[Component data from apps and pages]
● ● ●

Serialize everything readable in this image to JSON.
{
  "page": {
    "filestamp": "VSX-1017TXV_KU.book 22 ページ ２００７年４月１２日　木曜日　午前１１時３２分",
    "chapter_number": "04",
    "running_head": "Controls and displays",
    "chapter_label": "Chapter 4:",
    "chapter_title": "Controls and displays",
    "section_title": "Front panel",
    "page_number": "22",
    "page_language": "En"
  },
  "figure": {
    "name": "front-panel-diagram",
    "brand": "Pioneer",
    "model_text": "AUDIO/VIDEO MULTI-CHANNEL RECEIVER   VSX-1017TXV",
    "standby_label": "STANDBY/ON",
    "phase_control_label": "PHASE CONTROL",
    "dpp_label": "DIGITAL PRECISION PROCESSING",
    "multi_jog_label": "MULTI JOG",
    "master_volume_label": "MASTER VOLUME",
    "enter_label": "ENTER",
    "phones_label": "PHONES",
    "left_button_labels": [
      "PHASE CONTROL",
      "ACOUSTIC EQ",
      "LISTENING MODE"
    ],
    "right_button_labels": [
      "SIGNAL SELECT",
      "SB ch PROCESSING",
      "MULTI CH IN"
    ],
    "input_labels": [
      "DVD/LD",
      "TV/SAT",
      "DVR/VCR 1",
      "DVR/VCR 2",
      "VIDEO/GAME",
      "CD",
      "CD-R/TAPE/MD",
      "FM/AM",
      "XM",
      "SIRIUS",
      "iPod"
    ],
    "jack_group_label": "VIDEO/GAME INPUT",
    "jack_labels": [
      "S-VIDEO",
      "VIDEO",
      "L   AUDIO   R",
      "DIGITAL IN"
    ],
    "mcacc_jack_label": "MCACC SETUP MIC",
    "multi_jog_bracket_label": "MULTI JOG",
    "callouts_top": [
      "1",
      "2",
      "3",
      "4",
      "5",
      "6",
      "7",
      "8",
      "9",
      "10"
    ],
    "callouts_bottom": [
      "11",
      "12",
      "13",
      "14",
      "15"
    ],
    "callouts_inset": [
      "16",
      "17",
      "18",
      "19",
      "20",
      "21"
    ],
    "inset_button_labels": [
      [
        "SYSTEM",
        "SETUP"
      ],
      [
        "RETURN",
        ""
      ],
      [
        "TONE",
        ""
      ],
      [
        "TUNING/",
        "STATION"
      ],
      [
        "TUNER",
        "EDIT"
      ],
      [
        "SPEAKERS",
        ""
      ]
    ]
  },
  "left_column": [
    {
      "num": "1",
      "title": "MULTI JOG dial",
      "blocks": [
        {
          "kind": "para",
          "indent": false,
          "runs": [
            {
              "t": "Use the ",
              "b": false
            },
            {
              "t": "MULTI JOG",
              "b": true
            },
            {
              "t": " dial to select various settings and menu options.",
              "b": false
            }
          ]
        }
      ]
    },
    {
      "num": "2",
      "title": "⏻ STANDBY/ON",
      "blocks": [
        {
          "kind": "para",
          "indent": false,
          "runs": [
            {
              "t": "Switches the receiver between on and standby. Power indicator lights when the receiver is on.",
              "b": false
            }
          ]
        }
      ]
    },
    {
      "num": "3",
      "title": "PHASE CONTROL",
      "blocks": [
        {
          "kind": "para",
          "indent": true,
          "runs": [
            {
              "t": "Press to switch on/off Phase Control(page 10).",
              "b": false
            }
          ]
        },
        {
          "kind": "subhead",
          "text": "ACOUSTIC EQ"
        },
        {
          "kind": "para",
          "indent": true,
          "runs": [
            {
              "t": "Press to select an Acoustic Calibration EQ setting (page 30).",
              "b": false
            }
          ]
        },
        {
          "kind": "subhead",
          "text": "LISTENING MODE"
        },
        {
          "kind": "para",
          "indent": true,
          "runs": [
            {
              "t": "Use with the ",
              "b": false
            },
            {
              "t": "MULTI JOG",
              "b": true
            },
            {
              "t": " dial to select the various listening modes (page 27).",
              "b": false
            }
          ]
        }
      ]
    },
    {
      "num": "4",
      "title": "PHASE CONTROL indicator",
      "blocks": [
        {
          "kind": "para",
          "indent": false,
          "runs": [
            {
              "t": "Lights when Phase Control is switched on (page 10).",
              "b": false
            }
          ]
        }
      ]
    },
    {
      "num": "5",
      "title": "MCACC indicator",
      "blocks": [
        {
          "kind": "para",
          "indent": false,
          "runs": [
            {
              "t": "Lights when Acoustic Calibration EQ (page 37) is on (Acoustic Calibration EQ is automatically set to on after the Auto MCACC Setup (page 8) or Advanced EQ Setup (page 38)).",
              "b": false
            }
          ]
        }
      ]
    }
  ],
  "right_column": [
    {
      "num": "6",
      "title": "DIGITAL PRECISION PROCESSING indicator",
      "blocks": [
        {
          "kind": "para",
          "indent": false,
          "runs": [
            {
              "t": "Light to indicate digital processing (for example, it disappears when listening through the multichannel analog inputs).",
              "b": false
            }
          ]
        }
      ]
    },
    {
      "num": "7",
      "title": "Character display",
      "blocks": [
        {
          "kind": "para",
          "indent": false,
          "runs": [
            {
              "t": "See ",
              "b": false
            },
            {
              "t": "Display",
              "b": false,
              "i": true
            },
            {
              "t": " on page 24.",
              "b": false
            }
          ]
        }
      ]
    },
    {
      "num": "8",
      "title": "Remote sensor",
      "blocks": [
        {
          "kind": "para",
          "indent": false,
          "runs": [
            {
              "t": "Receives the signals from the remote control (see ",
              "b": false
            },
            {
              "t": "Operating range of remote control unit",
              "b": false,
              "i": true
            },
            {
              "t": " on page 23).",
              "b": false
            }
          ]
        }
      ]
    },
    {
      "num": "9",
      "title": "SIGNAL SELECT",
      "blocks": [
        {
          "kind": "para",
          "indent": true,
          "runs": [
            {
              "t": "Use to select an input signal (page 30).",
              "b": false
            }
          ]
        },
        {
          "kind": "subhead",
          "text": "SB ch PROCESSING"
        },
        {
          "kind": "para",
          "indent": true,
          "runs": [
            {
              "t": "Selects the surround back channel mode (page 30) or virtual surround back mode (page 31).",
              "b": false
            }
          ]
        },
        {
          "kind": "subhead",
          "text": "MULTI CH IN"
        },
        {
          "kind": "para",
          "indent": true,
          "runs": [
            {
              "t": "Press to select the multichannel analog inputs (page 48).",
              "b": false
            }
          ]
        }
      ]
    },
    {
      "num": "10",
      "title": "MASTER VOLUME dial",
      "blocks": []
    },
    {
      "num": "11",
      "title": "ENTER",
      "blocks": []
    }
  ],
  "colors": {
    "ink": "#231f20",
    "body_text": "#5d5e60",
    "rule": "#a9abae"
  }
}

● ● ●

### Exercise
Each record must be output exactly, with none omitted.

### Output for this exercise
Serialize everything readable in this image to JSON.
{
  "page": {
    "filestamp": "VSX-1017TXV_KU.book 22 ページ ２００７年４月１２日　木曜日　午前１１時３２分",
    "chapter_number": "04",
    "running_head": "Controls and displays",
    "chapter_label": "Chapter 4:",
    "chapter_title": "Controls and displays",
    "section_title": "Front panel",
    "page_number": "22",
    "page_language": "En"
  },
  "figure": {
    "name": "front-panel-diagram",
    "brand": "Pioneer",
    "model_text": "AUDIO/VIDEO MULTI-CHANNEL RECEIVER   VSX-1017TXV",
    "standby_label": "STANDBY/ON",
    "phase_control_label": "PHASE CONTROL",
    "dpp_label": "DIGITAL PRECISION PROCESSING",
    "multi_jog_label": "MULTI JOG",
    "master_volume_label": "MASTER VOLUME",
    "enter_label": "ENTER",
    "phones_label": "PHONES",
    "left_button_labels": [
      "PHASE CONTROL",
      "ACOUSTIC EQ",
      "LISTENING MODE"
    ],
    "right_button_labels": [
      "SIGNAL SELECT",
      "SB ch PROCESSING",
      "MULTI CH IN"
    ],
    "input_labels": [
      "DVD/LD",
      "TV/SAT",
      "DVR/VCR 1",
      "DVR/VCR 2",
      "VIDEO/GAME",
      "CD",
      "CD-R/TAPE/MD",
      "FM/AM",
      "XM",
      "SIRIUS",
      "iPod"
    ],
    "jack_group_label": "VIDEO/GAME INPUT",
    "jack_labels": [
      "S-VIDEO",
      "VIDEO",
      "L   AUDIO   R",
      "DIGITAL IN"
    ],
    "mcacc_jack_label": "MCACC SETUP MIC",
    "multi_jog_bracket_label": "MULTI JOG",
    "callouts_top": [
      "1",
      "2",
      "3",
      "4",
      "5",
      "6",
      "7",
      "8",
      "9",
      "10"
    ],
    "callouts_bottom": [
      "11",
      "12",
      "13",
      "14",
      "15"
    ],
    "callouts_inset": [
      "16",
      "17",
      "18",
      "19",
      "20",
      "21"
    ],
    "inset_button_labels": [
      [
        "SYSTEM",
        "SETUP"
      ],
      [
        "RETURN",
        ""
      ],
      [
        "TONE",
        ""
      ],
      [
        "TUNING/",
        "STATION"
      ],
      [
        "TUNER",
        "EDIT"
      ],
      [
        "SPEAKERS",
        ""
      ]
    ]
  },
  "left_column": [
    {
      "num": "1",
      "title": "MULTI JOG dial",
      "blocks": [
        {
          "kind": "para",
          "indent": false,
          "runs": [
            {
              "t": "Use the ",
              "b": false
            },
            {
              "t": "MULTI JOG",
              "b": true
            },
            {
              "t": " dial to select various settings and menu options.",
              "b": false
            }
          ]
        }
      ]
    },
    {
      "num": "2",
      "title": "⏻ STANDBY/ON",
      "blocks": [
        {
          "kind": "para",
          "indent": false,
          "runs": [
            {
              "t": "Switches the receiver between on and standby. Power indicator lights when the receiver is on.",
              "b": false
            }
          ]
        }
      ]
    },
    {
      "num": "3",
      "title": "PHASE CONTROL",
      "blocks": [
        {
          "kind": "para",
          "indent": true,
          "runs": [
            {
              "t": "Press to switch on/off Phase Control(page 10).",
              "b": false
            }
          ]
        },
        {
          "kind": "subhead",
          "text": "ACOUSTIC EQ"
        },
        {
          "kind": "para",
          "indent": true,
          "runs": [
            {
              "t": "Press to select an Acoustic Calibration EQ setting (page 30).",
              "b": false
            }
          ]
        },
        {
          "kind": "subhead",
          "text": "LISTENING MODE"
        },
        {
          "kind": "para",
          "indent": true,
          "runs": [
            {
              "t": "Use with the ",
              "b": false
            },
            {
              "t": "MULTI JOG",
              "b": true
            },
            {
              "t": " dial to select the various listening modes (page 27).",
              "b": false
            }
          ]
        }
      ]
    },
    {
      "num": "4",
      "title": "PHASE CONTROL indicator",
      "blocks": [
        {
          "kind": "para",
          "indent": false,
          "runs": [
            {
              "t": "Lights when Phase Control is switched on (page 10).",
              "b": false
            }
          ]
        }
      ]
    },
    {
      "num": "5",
      "title": "MCACC indicator",
      "blocks": [
        {
          "kind": "para",
          "indent": false,
          "runs": [
            {
              "t": "Lights when Acoustic Calibration EQ (page 37) is on (Acoustic Calibration EQ is automatically set to on after the Auto MCACC Setup (page 8) or Advanced EQ Setup (page 38)).",
              "b": false
            }
          ]
        }
      ]
    }
  ],
  "right_column": [
    {
      "num": "6",
      "title": "DIGITAL PRECISION PROCESSING indicator",
      "blocks": [
        {
          "kind": "para",
          "indent": false,
          "runs": [
            {
              "t": "Light to indicate digital processing (for example, it disappears when listening through the multichannel analog inputs).",
              "b": false
            }
          ]
        }
      ]
    },
    {
      "num": "7",
      "title": "Character display",
      "blocks": [
        {
          "kind": "para",
          "indent": false,
          "runs": [
            {
              "t": "See ",
              "b": false
            },
            {
              "t": "Display",
              "b": false,
              "i": true
            },
            {
              "t": " on page 24.",
              "b": false
            }
          ]
        }
      ]
    },
    {
      "num": "8",
      "title": "Remote sensor",
      "blocks": [
        {
          "kind": "para",
          "indent": false,
          "runs": [
            {
              "t": "Receives the signals from the remote control (see ",
              "b": false
            },
            {
              "t": "Operating range of remote control unit",
              "b": false,
              "i": true
            },
            {
              "t": " on page 23).",
              "b": false
            }
          ]
        }
      ]
    },
    {
      "num": "9",
      "title": "SIGNAL SELECT",
      "blocks": [
        {
          "kind": "para",
          "indent": true,
          "runs": [
            {
              "t": "Use to select an input signal (page 30).",
              "b": false
            }
          ]
        },
        {
          "kind": "subhead",
          "text": "SB ch PROCESSING"
        },
        {
          "kind": "para",
          "indent": true,
          "runs": [
            {
              "t": "Selects the surround back channel mode (page 30) or virtual surround back mode (page 31).",
              "b": false
            }
          ]
        },
        {
          "kind": "subhead",
          "text": "MULTI CH IN"
        },
        {
          "kind": "para",
          "indent": true,
          "runs": [
            {
              "t": "Press to select the multichannel analog inputs (page 48).",
              "b": false
            }
          ]
        }
      ]
    },
    {
      "num": "10",
      "title": "MASTER VOLUME dial",
      "blocks": []
    },
    {
      "num": "11",
      "title": "ENTER",
      "blocks": []
    }
  ],
  "colors": {
    "ink": "#231f20",
    "body_text": "#5d5e60",
    "rule": "#a9abae"
  }
}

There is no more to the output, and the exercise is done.